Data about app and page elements
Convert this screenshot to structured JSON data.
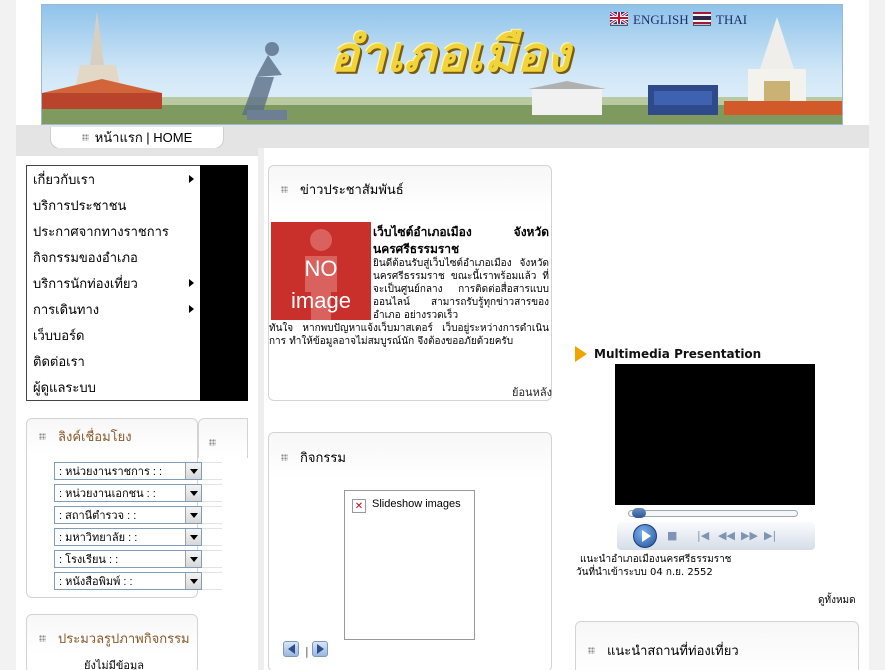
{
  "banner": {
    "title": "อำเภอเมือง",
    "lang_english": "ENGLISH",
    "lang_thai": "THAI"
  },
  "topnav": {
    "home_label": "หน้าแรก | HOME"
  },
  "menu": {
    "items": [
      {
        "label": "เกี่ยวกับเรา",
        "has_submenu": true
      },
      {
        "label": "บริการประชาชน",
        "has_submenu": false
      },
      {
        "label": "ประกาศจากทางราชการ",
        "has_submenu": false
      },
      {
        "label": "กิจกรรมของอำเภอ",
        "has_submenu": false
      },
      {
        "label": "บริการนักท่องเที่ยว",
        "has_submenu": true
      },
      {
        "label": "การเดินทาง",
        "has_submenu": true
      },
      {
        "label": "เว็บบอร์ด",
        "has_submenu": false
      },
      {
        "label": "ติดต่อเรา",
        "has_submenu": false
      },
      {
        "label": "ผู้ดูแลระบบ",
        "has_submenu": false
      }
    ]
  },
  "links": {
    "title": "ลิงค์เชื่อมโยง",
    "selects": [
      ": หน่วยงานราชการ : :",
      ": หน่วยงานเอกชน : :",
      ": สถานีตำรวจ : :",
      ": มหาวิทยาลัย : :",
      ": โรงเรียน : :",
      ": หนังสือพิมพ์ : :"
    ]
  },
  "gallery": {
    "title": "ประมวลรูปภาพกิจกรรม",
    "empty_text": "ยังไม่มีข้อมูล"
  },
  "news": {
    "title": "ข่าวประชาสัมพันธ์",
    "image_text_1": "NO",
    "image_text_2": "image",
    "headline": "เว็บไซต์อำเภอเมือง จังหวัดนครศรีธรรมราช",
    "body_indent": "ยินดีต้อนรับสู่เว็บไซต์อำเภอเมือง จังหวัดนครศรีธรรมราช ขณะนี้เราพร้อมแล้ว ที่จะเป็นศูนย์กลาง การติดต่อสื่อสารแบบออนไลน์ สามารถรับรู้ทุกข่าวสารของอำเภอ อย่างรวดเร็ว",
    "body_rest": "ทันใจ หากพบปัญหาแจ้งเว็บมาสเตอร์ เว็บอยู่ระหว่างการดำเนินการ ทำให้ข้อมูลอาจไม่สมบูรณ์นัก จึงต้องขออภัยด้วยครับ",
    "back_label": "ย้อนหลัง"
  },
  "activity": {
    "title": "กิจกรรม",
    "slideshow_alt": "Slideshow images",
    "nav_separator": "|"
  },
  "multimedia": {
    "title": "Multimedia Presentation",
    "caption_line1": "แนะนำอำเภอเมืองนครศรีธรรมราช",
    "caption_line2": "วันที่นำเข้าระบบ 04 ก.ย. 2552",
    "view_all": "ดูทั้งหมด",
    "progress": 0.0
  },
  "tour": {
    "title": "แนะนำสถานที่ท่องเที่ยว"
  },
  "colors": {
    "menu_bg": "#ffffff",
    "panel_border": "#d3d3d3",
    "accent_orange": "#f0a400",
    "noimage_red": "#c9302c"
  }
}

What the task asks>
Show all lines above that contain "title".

Written reply>
    "title": "อำเภอเมือง",
    "title": "ลิงค์เชื่อมโยง",
    "title": "ประมวลรูปภาพกิจกรรม",
    "title": "ข่าวประชาสัมพันธ์",
    "title": "กิจกรรม",
    "title": "Multimedia Presentation",
    "title": "แนะนำสถานที่ท่องเที่ยว"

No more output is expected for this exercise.